Sometimes countries take longer than we might expect to pay back a debt.
Like the United States…
Faced with a federal debt from the Revolutionary War that the country could not afford, in 1790, Secretary of the Treasury Alexander Hamilton had to figure out how to avoid defaulting. His solution was to delay some interest and principal payments by funding most of the debt. The funding involved immediately covering our obligations to the French, Dutch and Spanish who had loaned us money. Meanwhile though, domestic bondholders had a menu of choices Including new bonds that were redeemable at the government’s discretion, annuities and even western lands valued at 20 cents an acre. With no maturity date, some of those bonds were not retired until 1835, the only year the U.S. government has had no debt.
It took the United States 45 years to completely retire its Revolutionary War debt. Creating perpetual bonds, the British government has taken much longer.
Just now, the British government said it will repay some—not all—of its National (First World) War Bonds sold in 1917 and refinanced by selling new securities (like Hamilton’s) that became “perpetual bonds” because they had no redemption date.

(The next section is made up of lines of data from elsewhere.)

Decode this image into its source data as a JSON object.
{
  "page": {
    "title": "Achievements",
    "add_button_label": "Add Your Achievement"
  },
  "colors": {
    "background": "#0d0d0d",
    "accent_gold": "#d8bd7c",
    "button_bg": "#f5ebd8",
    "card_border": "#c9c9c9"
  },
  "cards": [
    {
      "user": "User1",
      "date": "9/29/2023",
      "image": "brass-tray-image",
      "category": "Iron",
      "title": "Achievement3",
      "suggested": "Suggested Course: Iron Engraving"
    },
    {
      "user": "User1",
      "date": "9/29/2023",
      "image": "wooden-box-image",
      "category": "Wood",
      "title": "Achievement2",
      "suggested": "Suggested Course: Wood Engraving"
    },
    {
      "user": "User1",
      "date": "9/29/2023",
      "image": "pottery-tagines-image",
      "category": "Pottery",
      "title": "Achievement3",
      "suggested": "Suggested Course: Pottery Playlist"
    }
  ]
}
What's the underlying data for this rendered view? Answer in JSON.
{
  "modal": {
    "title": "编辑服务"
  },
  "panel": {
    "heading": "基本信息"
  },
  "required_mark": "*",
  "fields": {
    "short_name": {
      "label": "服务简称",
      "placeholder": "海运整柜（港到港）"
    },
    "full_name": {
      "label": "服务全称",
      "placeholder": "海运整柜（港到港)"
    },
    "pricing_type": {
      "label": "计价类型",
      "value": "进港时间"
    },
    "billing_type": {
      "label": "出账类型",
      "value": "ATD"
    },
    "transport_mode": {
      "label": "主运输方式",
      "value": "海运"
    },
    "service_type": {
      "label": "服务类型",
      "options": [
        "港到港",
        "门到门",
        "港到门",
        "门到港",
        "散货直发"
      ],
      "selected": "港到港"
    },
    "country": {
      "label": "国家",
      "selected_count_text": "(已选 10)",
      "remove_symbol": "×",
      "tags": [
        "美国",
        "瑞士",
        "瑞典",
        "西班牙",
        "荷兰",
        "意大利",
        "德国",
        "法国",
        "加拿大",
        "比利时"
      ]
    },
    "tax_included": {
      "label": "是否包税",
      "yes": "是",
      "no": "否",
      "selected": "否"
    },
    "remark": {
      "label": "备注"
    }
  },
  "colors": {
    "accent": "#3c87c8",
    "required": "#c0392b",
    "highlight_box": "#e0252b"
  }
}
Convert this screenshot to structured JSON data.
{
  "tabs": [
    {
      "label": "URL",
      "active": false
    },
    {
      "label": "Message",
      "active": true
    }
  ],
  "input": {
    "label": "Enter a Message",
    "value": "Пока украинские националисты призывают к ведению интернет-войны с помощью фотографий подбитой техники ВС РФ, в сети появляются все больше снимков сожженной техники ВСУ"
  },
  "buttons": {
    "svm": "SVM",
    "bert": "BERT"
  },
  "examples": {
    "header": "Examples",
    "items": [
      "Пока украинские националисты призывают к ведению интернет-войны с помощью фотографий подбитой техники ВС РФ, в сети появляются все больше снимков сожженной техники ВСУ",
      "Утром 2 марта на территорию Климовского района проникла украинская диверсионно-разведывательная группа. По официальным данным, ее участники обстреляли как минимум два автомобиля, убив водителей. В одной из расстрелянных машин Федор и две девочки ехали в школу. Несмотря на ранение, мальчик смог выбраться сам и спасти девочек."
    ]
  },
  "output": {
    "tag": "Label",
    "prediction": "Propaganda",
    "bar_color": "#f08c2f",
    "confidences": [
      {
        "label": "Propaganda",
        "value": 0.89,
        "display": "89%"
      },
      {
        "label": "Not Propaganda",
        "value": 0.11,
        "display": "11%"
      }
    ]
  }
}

Set at 3.5 percent, the interest has been paid since their inception.
But the story gets better.
Those bonds, though, were really perpetual. Some of them refinanced debt that dates back to the South Sea Bubble fiasco in 1720. Rather than describing a complicated financial tale, we can just say that the British government took over some of the obligations of the South Sea Company and has been paying interest on perpetual bonds ever since.
Our Bottom Line: The Value of Good Credit
Perpetual debt does not matter if the financial world knows you have good credit.
In 2011, the United States’s S&P Triple A credit rating on long-term sovereign credit was reduced to AA+. As for Great Britain’s perpetual bonds, having sustained interest payments for centuries surely supports their “top notch” S&P Triple-A credit rating.